▶ [Source material]
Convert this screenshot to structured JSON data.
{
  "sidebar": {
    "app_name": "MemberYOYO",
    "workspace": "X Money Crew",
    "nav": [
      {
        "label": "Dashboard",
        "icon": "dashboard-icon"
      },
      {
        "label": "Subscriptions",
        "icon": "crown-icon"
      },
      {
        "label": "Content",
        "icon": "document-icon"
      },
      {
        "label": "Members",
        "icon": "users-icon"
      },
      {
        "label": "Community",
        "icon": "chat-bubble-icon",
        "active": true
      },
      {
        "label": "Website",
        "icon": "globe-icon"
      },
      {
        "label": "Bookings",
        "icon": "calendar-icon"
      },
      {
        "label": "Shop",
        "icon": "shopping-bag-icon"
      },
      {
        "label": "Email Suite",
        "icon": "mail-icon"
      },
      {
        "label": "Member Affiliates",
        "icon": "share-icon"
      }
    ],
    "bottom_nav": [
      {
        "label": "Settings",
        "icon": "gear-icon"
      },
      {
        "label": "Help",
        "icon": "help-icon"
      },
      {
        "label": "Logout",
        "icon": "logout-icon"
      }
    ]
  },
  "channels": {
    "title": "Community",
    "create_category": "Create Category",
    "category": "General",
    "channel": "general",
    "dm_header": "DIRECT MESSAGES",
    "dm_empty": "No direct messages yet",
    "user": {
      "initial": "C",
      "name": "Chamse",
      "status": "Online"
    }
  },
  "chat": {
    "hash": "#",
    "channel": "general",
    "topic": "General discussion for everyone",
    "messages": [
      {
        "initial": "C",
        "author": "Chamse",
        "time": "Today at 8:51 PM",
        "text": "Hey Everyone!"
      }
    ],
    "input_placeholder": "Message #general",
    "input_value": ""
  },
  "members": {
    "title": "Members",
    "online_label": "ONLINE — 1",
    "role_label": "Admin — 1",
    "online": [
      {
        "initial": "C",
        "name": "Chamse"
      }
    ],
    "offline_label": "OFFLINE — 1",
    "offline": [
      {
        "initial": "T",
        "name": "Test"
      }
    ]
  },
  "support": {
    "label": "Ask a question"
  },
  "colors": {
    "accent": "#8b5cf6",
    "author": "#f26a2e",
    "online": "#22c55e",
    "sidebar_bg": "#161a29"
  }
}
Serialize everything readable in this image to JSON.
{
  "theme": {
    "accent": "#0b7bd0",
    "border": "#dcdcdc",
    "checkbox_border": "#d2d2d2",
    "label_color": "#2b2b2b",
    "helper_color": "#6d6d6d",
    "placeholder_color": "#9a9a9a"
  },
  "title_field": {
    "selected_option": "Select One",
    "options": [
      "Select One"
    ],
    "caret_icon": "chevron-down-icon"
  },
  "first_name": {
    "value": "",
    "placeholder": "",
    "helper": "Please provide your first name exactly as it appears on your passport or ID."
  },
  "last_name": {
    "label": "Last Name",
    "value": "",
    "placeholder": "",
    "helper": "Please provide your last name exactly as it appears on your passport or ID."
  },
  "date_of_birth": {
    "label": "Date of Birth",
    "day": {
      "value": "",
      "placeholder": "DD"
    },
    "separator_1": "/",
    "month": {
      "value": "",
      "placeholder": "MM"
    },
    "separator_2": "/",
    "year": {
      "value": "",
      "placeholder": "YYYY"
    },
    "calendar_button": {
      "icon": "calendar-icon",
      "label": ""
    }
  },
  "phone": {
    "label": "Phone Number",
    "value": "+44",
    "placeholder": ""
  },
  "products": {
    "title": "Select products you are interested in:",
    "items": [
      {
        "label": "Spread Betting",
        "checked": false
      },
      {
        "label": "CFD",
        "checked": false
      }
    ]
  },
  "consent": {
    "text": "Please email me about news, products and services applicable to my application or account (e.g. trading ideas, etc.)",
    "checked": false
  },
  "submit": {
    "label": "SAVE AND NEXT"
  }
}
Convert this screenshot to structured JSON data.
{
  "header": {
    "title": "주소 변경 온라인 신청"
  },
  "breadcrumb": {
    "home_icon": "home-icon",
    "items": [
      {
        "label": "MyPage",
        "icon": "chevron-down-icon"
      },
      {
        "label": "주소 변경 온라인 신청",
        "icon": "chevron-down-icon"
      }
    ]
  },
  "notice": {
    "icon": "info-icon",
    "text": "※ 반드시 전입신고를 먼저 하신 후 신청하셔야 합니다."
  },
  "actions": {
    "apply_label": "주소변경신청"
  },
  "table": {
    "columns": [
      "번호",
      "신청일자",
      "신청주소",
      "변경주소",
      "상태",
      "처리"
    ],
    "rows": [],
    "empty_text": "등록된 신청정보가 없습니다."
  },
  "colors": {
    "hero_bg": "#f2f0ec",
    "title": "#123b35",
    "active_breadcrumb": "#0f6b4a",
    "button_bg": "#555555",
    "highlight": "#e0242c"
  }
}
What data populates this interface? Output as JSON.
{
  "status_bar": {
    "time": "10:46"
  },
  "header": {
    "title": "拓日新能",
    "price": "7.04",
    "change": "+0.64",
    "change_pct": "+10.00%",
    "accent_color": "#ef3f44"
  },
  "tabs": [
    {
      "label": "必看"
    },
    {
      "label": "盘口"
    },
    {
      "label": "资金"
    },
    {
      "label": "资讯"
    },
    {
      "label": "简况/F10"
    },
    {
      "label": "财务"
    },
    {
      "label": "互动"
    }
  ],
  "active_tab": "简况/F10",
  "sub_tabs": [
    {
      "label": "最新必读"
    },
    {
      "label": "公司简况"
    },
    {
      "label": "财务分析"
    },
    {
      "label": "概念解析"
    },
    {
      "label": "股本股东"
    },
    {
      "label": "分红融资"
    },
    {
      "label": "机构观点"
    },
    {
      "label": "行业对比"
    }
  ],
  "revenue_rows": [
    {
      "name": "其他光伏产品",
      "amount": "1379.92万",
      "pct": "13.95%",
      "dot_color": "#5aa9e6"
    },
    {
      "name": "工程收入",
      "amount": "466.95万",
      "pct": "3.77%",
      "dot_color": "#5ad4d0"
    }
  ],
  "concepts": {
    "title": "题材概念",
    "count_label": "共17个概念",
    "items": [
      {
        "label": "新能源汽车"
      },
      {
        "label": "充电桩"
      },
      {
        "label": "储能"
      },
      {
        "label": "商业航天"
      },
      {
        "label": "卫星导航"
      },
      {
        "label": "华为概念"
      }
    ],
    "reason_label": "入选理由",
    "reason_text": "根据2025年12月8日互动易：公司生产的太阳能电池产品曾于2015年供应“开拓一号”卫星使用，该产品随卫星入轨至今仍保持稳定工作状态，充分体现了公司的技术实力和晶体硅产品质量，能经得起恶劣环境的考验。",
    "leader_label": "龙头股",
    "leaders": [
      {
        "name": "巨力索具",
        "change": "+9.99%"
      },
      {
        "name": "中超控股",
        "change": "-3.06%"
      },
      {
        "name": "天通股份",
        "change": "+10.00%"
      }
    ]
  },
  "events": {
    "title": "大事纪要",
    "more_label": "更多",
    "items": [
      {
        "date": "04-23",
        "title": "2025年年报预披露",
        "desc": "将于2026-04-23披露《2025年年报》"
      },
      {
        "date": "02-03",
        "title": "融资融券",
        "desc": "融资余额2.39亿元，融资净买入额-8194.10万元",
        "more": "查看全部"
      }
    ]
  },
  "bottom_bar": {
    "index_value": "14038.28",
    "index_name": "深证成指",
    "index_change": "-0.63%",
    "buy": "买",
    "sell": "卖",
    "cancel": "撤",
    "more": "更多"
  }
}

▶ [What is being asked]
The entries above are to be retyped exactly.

▶ [Result of this exercise]
Convert this screenshot to structured JSON data.
{
  "sidebar": {
    "app_name": "MemberYOYO",
    "workspace": "X Money Crew",
    "nav": [
      {
        "label": "Dashboard",
        "icon": "dashboard-icon"
      },
      {
        "label": "Subscriptions",
        "icon": "crown-icon"
      },
      {
        "label": "Content",
        "icon": "document-icon"
      },
      {
        "label": "Members",
        "icon": "users-icon"
      },
      {
        "label": "Community",
        "icon": "chat-bubble-icon",
        "active": true
      },
      {
        "label": "Website",
        "icon": "globe-icon"
      },
      {
        "label": "Bookings",
        "icon": "calendar-icon"
      },
      {
        "label": "Shop",
        "icon": "shopping-bag-icon"
      },
      {
        "label": "Email Suite",
        "icon": "mail-icon"
      },
      {
        "label": "Member Affiliates",
        "icon": "share-icon"
      }
    ],
    "bottom_nav": [
      {
        "label": "Settings",
        "icon": "gear-icon"
      },
      {
        "label": "Help",
        "icon": "help-icon"
      },
      {
        "label": "Logout",
        "icon": "logout-icon"
      }
    ]
  },
  "channels": {
    "title": "Community",
    "create_category": "Create Category",
    "category": "General",
    "channel": "general",
    "dm_header": "DIRECT MESSAGES",
    "dm_empty": "No direct messages yet",
    "user": {
      "initial": "C",
      "name": "Chamse",
      "status": "Online"
    }
  },
  "chat": {
    "hash": "#",
    "channel": "general",
    "topic": "General discussion for everyone",
    "messages": [
      {
        "initial": "C",
        "author": "Chamse",
        "time": "Today at 8:51 PM",
        "text": "Hey Everyone!"
      }
    ],
    "input_placeholder": "Message #general",
    "input_value": ""
  },
  "members": {
    "title": "Members",
    "online_label": "ONLINE — 1",
    "role_label": "Admin — 1",
    "online": [
      {
        "initial": "C",
        "name": "Chamse"
      }
    ],
    "offline_label": "OFFLINE — 1",
    "offline": [
      {
        "initial": "T",
        "name": "Test"
      }
    ]
  },
  "support": {
    "label": "Ask a question"
  },
  "colors": {
    "accent": "#8b5cf6",
    "author": "#f26a2e",
    "online": "#22c55e",
    "sidebar_bg": "#161a29"
  }
}
Serialize everything readable in this image to JSON.
{
  "theme": {
    "accent": "#0b7bd0",
    "border": "#dcdcdc",
    "checkbox_border": "#d2d2d2",
    "label_color": "#2b2b2b",
    "helper_color": "#6d6d6d",
    "placeholder_color": "#9a9a9a"
  },
  "title_field": {
    "selected_option": "Select One",
    "options": [
      "Select One"
    ],
    "caret_icon": "chevron-down-icon"
  },
  "first_name": {
    "value": "",
    "placeholder": "",
    "helper": "Please provide your first name exactly as it appears on your passport or ID."
  },
  "last_name": {
    "label": "Last Name",
    "value": "",
    "placeholder": "",
    "helper": "Please provide your last name exactly as it appears on your passport or ID."
  },
  "date_of_birth": {
    "label": "Date of Birth",
    "day": {
      "value": "",
      "placeholder": "DD"
    },
    "separator_1": "/",
    "month": {
      "value": "",
      "placeholder": "MM"
    },
    "separator_2": "/",
    "year": {
      "value": "",
      "placeholder": "YYYY"
    },
    "calendar_button": {
      "icon": "calendar-icon",
      "label": ""
    }
  },
  "phone": {
    "label": "Phone Number",
    "value": "+44",
    "placeholder": ""
  },
  "products": {
    "title": "Select products you are interested in:",
    "items": [
      {
        "label": "Spread Betting",
        "checked": false
      },
      {
        "label": "CFD",
        "checked": false
      }
    ]
  },
  "consent": {
    "text": "Please email me about news, products and services applicable to my application or account (e.g. trading ideas, etc.)",
    "checked": false
  },
  "submit": {
    "label": "SAVE AND NEXT"
  }
}
Convert this screenshot to structured JSON data.
{
  "header": {
    "title": "주소 변경 온라인 신청"
  },
  "breadcrumb": {
    "home_icon": "home-icon",
    "items": [
      {
        "label": "MyPage",
        "icon": "chevron-down-icon"
      },
      {
        "label": "주소 변경 온라인 신청",
        "icon": "chevron-down-icon"
      }
    ]
  },
  "notice": {
    "icon": "info-icon",
    "text": "※ 반드시 전입신고를 먼저 하신 후 신청하셔야 합니다."
  },
  "actions": {
    "apply_label": "주소변경신청"
  },
  "table": {
    "columns": [
      "번호",
      "신청일자",
      "신청주소",
      "변경주소",
      "상태",
      "처리"
    ],
    "rows": [],
    "empty_text": "등록된 신청정보가 없습니다."
  },
  "colors": {
    "hero_bg": "#f2f0ec",
    "title": "#123b35",
    "active_breadcrumb": "#0f6b4a",
    "button_bg": "#555555",
    "highlight": "#e0242c"
  }
}
What data populates this interface? Output as JSON.
{
  "status_bar": {
    "time": "10:46"
  },
  "header": {
    "title": "拓日新能",
    "price": "7.04",
    "change": "+0.64",
    "change_pct": "+10.00%",
    "accent_color": "#ef3f44"
  },
  "tabs": [
    {
      "label": "必看"
    },
    {
      "label": "盘口"
    },
    {
      "label": "资金"
    },
    {
      "label": "资讯"
    },
    {
      "label": "简况/F10"
    },
    {
      "label": "财务"
    },
    {
      "label": "互动"
    }
  ],
  "active_tab": "简况/F10",
  "sub_tabs": [
    {
      "label": "最新必读"
    },
    {
      "label": "公司简况"
    },
    {
      "label": "财务分析"
    },
    {
      "label": "概念解析"
    },
    {
      "label": "股本股东"
    },
    {
      "label": "分红融资"
    },
    {
      "label": "机构观点"
    },
    {
      "label": "行业对比"
    }
  ],
  "revenue_rows": [
    {
      "name": "其他光伏产品",
      "amount": "1379.92万",
      "pct": "13.95%",
      "dot_color": "#5aa9e6"
    },
    {
      "name": "工程收入",
      "amount": "466.95万",
      "pct": "3.77%",
      "dot_color": "#5ad4d0"
    }
  ],
  "concepts": {
    "title": "题材概念",
    "count_label": "共17个概念",
    "items": [
      {
        "label": "新能源汽车"
      },
      {
        "label": "充电桩"
      },
      {
        "label": "储能"
      },
      {
        "label": "商业航天"
      },
      {
        "label": "卫星导航"
      },
      {
        "label": "华为概念"
      }
    ],
    "reason_label": "入选理由",
    "reason_text": "根据2025年12月8日互动易：公司生产的太阳能电池产品曾于2015年供应“开拓一号”卫星使用，该产品随卫星入轨至今仍保持稳定工作状态，充分体现了公司的技术实力和晶体硅产品质量，能经得起恶劣环境的考验。",
    "leader_label": "龙头股",
    "leaders": [
      {
        "name": "巨力索具",
        "change": "+9.99%"
      },
      {
        "name": "中超控股",
        "change": "-3.06%"
      },
      {
        "name": "天通股份",
        "change": "+10.00%"
      }
    ]
  },
  "events": {
    "title": "大事纪要",
    "more_label": "更多",
    "items": [
      {
        "date": "04-23",
        "title": "2025年年报预披露",
        "desc": "将于2026-04-23披露《2025年年报》"
      },
      {
        "date": "02-03",
        "title": "融资融券",
        "desc": "融资余额2.39亿元，融资净买入额-8194.10万元",
        "more": "查看全部"
      }
    ]
  },
  "bottom_bar": {
    "index_value": "14038.28",
    "index_name": "深证成指",
    "index_change": "-0.63%",
    "buy": "买",
    "sell": "卖",
    "cancel": "撤",
    "more": "更多"
  }
}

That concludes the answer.